### What you should do
Without copying any picture, return all lines below exactly.

[Start of Attachment]

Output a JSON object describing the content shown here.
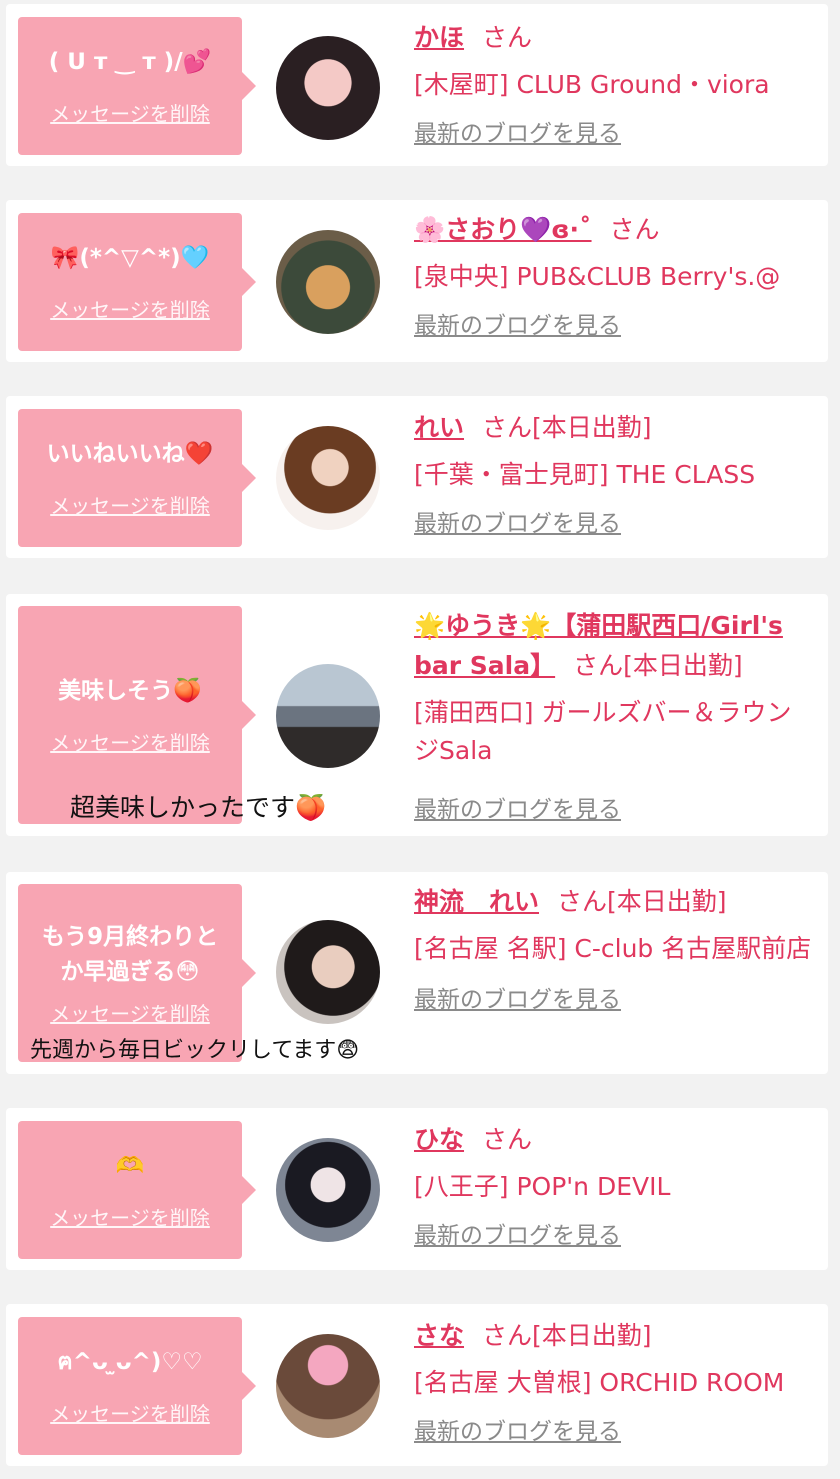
{
  "delete_label": "メッセージを削除",
  "blog_label": "最新のブログを見る",
  "san": "さん",
  "items": [
    {
      "message": "( ᑌ т ‿ т )/💕",
      "name": "かほ",
      "extra": "",
      "shop": "[木屋町] CLUB Ground・viora",
      "comment": ""
    },
    {
      "message": "🎀(*^▽^*)🩵",
      "name": "🌸さおり💜ɞ·˚",
      "extra": "",
      "shop": "[泉中央] PUB&CLUB Berry's.@",
      "comment": ""
    },
    {
      "message": "いいねいいね❤️",
      "name": "れい",
      "extra": "[本日出勤]",
      "shop": "[千葉・富士見町] THE CLASS",
      "comment": ""
    },
    {
      "message": "美味しそう🍑",
      "name": "🌟ゆうき🌟【蒲田駅西口/Girl's bar Sala】",
      "extra": "[本日出勤]",
      "shop": "[蒲田西口] ガールズバー＆ラウンジSala",
      "comment": "超美味しかったです🍑"
    },
    {
      "message": "もう9月終わりとか早過ぎる😳",
      "name": "神流　れい",
      "extra": "[本日出勤]",
      "shop": "[名古屋 名駅] C-club 名古屋駅前店",
      "comment": "先週から毎日ビックリしてます😨"
    },
    {
      "message": "🫶",
      "name": "ひな",
      "extra": "",
      "shop": "[八王子] POP'n DEVIL",
      "comment": ""
    },
    {
      "message": "ฅ^ᴗ ̫ᴗ^)♡♡",
      "name": "さな",
      "extra": "[本日出勤]",
      "shop": "[名古屋 大曽根] ORCHID ROOM",
      "comment": ""
    }
  ],
  "colors": {
    "bubble": "#f8a5b3",
    "accent": "#e0375e",
    "link_gray": "#8a8a8a",
    "background": "#f2f2f2"
  }
}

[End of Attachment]

### Solved exercise
Output a JSON object describing the content shown here.
{
  "delete_label": "メッセージを削除",
  "blog_label": "最新のブログを見る",
  "san": "さん",
  "items": [
    {
      "message": "( ᑌ т ‿ т )/💕",
      "name": "かほ",
      "extra": "",
      "shop": "[木屋町] CLUB Ground・viora",
      "comment": ""
    },
    {
      "message": "🎀(*^▽^*)🩵",
      "name": "🌸さおり💜ɞ·˚",
      "extra": "",
      "shop": "[泉中央] PUB&CLUB Berry's.@",
      "comment": ""
    },
    {
      "message": "いいねいいね❤️",
      "name": "れい",
      "extra": "[本日出勤]",
      "shop": "[千葉・富士見町] THE CLASS",
      "comment": ""
    },
    {
      "message": "美味しそう🍑",
      "name": "🌟ゆうき🌟【蒲田駅西口/Girl's bar Sala】",
      "extra": "[本日出勤]",
      "shop": "[蒲田西口] ガールズバー＆ラウンジSala",
      "comment": "超美味しかったです🍑"
    },
    {
      "message": "もう9月終わりとか早過ぎる😳",
      "name": "神流　れい",
      "extra": "[本日出勤]",
      "shop": "[名古屋 名駅] C-club 名古屋駅前店",
      "comment": "先週から毎日ビックリしてます😨"
    },
    {
      "message": "🫶",
      "name": "ひな",
      "extra": "",
      "shop": "[八王子] POP'n DEVIL",
      "comment": ""
    },
    {
      "message": "ฅ^ᴗ ̫ᴗ^)♡♡",
      "name": "さな",
      "extra": "[本日出勤]",
      "shop": "[名古屋 大曽根] ORCHID ROOM",
      "comment": ""
    }
  ],
  "colors": {
    "bubble": "#f8a5b3",
    "accent": "#e0375e",
    "link_gray": "#8a8a8a",
    "background": "#f2f2f2"
  }
}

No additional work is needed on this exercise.